Collegial support has been important. Clustering has heightened the sense of personal and professional support that agents receive from their colleagues. That has been particularly helpful to newer agents:

    Clustering builds just a unique relationship. Mutual respect and support, and that wasn't there the same way before clustering. We didn't know each other as well, we didn't see each other as often. Now we have a lot more in common too, so it kind of builds on itself. (4-H/home economics agent)
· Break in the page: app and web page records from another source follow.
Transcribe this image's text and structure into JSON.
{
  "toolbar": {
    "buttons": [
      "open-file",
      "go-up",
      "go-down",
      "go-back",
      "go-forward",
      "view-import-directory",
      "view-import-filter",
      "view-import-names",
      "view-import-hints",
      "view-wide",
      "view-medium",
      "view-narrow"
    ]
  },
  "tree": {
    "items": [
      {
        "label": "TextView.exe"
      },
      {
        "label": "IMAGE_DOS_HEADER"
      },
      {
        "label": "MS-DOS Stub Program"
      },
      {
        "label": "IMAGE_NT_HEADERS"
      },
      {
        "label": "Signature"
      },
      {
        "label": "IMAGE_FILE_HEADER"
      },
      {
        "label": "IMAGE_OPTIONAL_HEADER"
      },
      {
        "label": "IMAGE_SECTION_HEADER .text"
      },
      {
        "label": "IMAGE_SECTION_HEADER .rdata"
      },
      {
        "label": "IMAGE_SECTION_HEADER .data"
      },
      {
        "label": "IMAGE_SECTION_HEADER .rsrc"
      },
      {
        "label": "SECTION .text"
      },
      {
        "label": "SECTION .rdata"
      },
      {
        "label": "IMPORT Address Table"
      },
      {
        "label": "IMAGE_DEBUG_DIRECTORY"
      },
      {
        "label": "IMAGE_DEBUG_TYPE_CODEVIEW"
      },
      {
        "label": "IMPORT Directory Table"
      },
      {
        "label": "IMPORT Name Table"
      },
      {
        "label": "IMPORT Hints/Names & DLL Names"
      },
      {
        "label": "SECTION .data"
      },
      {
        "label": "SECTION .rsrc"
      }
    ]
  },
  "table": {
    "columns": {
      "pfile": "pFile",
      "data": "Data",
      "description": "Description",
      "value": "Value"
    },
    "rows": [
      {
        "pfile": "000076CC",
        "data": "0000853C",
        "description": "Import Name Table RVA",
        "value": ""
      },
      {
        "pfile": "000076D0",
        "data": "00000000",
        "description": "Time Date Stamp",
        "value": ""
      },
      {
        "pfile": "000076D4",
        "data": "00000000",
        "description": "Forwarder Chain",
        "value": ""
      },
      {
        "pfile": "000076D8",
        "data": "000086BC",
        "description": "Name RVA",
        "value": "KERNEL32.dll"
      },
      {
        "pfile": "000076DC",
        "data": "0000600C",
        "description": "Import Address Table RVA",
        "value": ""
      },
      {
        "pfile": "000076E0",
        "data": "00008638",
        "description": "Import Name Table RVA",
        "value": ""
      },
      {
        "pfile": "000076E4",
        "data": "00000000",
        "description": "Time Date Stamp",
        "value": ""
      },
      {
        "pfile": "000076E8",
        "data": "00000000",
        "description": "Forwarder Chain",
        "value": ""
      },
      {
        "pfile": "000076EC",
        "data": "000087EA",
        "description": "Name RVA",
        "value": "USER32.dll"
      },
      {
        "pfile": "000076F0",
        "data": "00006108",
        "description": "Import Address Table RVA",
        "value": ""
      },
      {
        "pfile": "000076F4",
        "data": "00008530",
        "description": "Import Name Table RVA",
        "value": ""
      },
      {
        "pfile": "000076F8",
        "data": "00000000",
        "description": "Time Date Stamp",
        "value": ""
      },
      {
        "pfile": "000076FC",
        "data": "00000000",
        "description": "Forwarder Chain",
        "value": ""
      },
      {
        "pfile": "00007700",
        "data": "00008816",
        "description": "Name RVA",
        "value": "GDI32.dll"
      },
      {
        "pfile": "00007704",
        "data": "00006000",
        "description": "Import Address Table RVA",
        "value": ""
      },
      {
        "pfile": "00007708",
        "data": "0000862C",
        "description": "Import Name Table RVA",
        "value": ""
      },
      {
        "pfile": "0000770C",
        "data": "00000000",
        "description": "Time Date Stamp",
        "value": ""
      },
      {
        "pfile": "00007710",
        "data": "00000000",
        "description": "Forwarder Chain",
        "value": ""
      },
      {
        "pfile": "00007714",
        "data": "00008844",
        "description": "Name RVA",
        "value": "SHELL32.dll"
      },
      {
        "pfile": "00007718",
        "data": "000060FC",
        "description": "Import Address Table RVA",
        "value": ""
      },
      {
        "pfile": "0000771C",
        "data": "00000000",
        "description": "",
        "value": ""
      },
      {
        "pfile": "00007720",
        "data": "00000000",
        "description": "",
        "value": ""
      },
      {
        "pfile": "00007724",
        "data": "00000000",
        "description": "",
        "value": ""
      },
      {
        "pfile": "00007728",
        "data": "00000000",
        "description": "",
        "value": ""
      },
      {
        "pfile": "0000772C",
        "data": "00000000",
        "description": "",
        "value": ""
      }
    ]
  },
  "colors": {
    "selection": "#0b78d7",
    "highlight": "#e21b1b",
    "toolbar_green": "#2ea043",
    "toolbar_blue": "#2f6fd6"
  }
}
    Agents feel much more free to share. They're expected to share. That probably wouldn't have happened without clustering....In our case, there are five other ag agents and seven people on an issue team you have to work with. You begin to have to rely on other people to do their role. I enjoy that, but it's a totally different situation than it was 20 years ago when there was a strong county identity. You were the county agent. You kind of did what you wanted in that county. It didn't matter what the agent next to you thought. He did what he wanted. So when you're working together, you've got to rely on each other. (agricultural agent)

The clustering process has required much time and energy from agents. As one home economics agent said, "The whole thing just takes a lot more time." Developing and working on cluster teams has involved more time for planning and coordination. It has also meant increased levels of personal stress for many agents:

    Coordinating takes a lot of time. It frustrates me...it [clustering] is a very cumbersome process. It's just too cumbersome, the time involved, not only time out of the county, but time in planning. (agricultural agent)

In Minnesota, clustering continues to evolve. Agents have found reasons to both like and dislike the concept. Over time, however, the agents in this study have found ways to refine the model and make it function effectively for them. As Extension continues to develop more effective strategies for issues-based programming, county clustering may be one approach that can help.


1. G. K. Hutchins, "Agent Specialization and the 4-H PRK Model," Journal of Extension, XXVII (Winter 1990), 12-14.